Lulav (since a borrowed Lulav may be used, so, too, a
2. Answer (R. Yochanan citing R. Shimon b. Yochai):
Because on all days it is a Mitzvah HaBa'ah
i. Malachi connects the stolen offering with the
lame and ill offering.
3. In a similar vein R. Shimon b. Yochai interprets
the Pasuk wherein HaShem despises theft in an
ii. The defect of being stolen does not abate,
just as the lame condition of the animal does
not pass, even after the owner loses hope
iii. Question: While before Yiush we understand
that the offering does not belong to the one
bringing it; surely after Yiush it is his!?

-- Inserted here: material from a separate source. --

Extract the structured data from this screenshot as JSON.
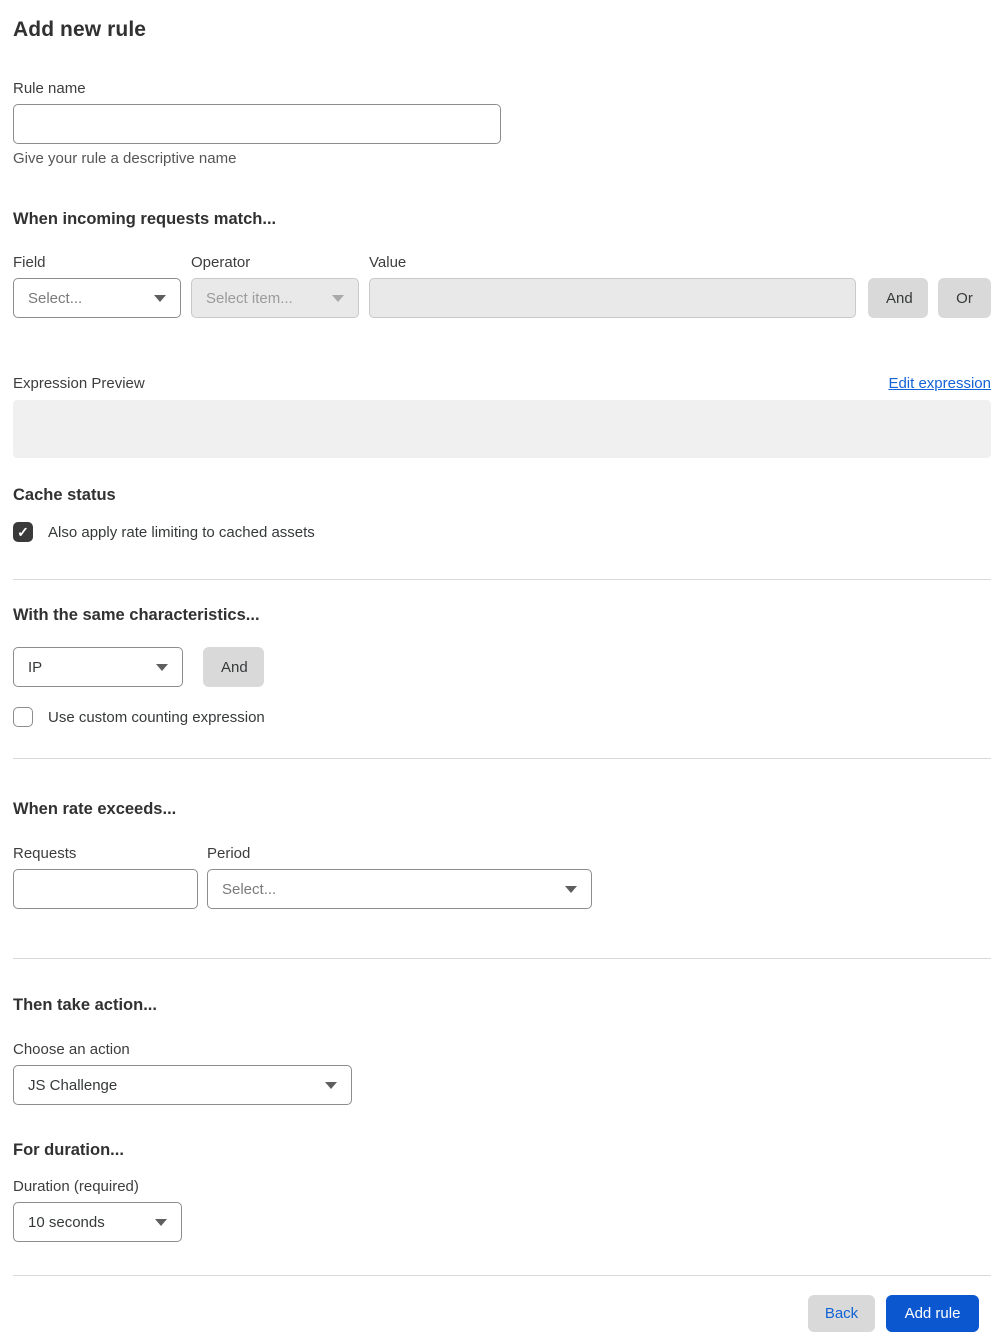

iv. Answer: The invalidation must be Mitzvah
i. Question: Why single out an Olah?
4. R. Ami teaches explicitly that the defect of a
stolen Lulav is Mitzvah HaBa'ah b'Aveirah.
ii. Answer: It is analogous to a King who pays
taxes (which come right back to him) so that
his servants will not learn to evade taxes;
so, too, does HaShem despise a stolen Olah,
so that we might learn to avoid theft.
1. Question: But our Mishnah prohibits a stolen Lulav
and thus seems to permit a borrowed Lulav!?
i. This could not be speaking on the first day
of Sukos, where the Torah says Lachem (and a
borrowed Lulav does not qualify)!
2. Answer (Rava): The Mishnah is speaking on the
first day of YomTov.
ii. It must be speaking on subsequent days, and,
still, a stolen Lulav is Pasul!
i. The Mishnah singles out a stolen Lulav not
because a borrowed one is permitted.
ii. To the contrary, we would naturally prohibit
a borrowed one (which is not Lachem) but we
might have permitted a stolen Lulav (by
presuming that commonly the owners have lost
(a) R. Huna told the merchants to have the gentile sellers
cut the Hadasim (not the merchants).
(b) Question: Why would this be necessary?
(c) Answer: Since the gentile presumably stole the property
(perhaps from a Jew).
1. Since property does not change ownership by theft
it may still belong to a Jew.
2. Having the gentile clip the Hadasim results in the
permitted combination of Yiush and change of
ownership [Shinui Reshus].
(d) Question: It should be sufficient that the Yiush takes
place as it is clipped by the merchant, and the Shinui
Reshus takes place into the hands of the buyer!?
3. Thus the Yiush takes place in the hands of the
gentile, and the Shinui Reshus is into the hands
of the merchant.
(e) Answer: Indeed, R. Huna was speaking to the merchants
about acquiring their own Hadasim from the gentile.
(f) Question: Let Shinui Ma'aseh be sufficient (tying
together of the Minim)!?
(g) Answer: R. Huna does not require that they be bound
(and even if he does, such a binding does not create
Shinui Ma'aseh since it can be readily undone).
(h) Question: Let Shinui HaShem be sufficient (it was
called a Asa [Hadas] and it is now Hoshana)!?
(i) Answer: It was commonly called Hoshana even before it
was tied together with the Minim.